The Juneteenth celebration, commemorating the day the last slaves in the U.S. were freed in Texas, carries more gravity this year in the context of the killing of George Floyd by police in Minneapolis.
Today, 155 years after enslaved people were freed, African Americans remain enslaved by a system of racism, prejudice and injustice in a land that pledges a democracy with “liberty and justice for all.”
The June 19th celebration marks the day Union General Gordon Granger freed the enslaved people from Galveston Island, Texas, where 250,000 enslaved people lived after slaveholders fled the Civil War in the South.
And we’ve been a little late to the Juneteenth celebration. Texas first made Juneteenth an official holiday in 1980. Minnesota, Florida and Oklahoma established the holiday in the 1990s. Most of the other states set the holiday after the year 2000. North Dakota, South Dakota and Hawaii are the only states that don’t recognize the day.
The inattention to the holiday reflects our inattention to the issue.
But the freedom won by enslaved people and granted by President Abraham Lincoln and the Congress in passing the 13th Amendment should be considered paramount to our celebration of U.S. democracy and independence.
While the American Revolution was fought to combat “taxation without representation,” slavery was defeated to combat life without freedom, a much more fundamental pillar of our democracy.
Maybe we don’t celebrate Juneteenth like we celebrate the 4th of July because the whole of American society — our ancestors — were guilty of perpetrating a system of cruelty and imprisonment on a people we earlier described as part of the group known as “all men created equal.”
Slavery was an affront to our earlier vow in the Declaration of Independence that those “created equal” were also “endowed by their creator with certain inalienable rights, among those being life, liberty and the pursuit of happiness.”

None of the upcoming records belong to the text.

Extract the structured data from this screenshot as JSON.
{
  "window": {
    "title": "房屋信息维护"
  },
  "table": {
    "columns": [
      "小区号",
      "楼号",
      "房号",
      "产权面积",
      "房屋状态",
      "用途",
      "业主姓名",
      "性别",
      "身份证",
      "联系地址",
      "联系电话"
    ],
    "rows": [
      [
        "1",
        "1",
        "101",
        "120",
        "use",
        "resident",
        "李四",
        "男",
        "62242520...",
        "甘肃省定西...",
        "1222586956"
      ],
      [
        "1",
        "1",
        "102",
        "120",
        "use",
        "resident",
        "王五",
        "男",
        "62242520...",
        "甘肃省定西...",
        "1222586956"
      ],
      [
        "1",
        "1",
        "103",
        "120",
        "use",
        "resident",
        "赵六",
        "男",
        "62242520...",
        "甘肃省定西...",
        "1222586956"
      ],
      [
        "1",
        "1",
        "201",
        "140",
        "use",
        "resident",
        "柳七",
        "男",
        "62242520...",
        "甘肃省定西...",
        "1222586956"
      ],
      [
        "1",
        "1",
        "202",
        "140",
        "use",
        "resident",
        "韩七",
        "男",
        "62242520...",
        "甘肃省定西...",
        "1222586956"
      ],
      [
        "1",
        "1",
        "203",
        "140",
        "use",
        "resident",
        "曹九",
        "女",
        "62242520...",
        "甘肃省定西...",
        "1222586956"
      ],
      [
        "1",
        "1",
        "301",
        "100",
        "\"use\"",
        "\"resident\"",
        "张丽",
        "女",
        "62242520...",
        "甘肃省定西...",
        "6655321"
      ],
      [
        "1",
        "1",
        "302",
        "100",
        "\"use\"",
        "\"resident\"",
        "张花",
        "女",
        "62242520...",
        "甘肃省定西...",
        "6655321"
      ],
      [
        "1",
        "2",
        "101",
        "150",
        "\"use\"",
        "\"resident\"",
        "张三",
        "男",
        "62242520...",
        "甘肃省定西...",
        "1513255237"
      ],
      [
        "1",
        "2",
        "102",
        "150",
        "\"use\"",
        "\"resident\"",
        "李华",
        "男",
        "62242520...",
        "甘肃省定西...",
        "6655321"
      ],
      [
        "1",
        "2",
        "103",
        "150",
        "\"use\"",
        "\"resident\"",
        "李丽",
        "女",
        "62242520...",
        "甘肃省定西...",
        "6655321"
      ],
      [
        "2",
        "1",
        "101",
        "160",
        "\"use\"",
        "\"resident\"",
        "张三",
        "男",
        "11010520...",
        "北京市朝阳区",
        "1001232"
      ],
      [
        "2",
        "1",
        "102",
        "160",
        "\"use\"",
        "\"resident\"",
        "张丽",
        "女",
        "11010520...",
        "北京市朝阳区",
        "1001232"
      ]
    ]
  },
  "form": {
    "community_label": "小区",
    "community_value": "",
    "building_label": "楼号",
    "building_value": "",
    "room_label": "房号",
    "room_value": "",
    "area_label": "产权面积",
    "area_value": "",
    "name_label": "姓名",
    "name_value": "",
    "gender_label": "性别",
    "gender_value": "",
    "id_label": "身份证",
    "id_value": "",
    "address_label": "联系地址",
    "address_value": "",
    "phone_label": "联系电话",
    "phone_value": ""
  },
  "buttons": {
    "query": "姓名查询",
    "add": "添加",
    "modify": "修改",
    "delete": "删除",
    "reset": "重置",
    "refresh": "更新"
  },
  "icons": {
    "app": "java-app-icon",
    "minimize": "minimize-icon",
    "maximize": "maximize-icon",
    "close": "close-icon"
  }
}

So Juneteenth is a time for African Americans to celebrate. It’s a time for the rest of us to ask forgiveness.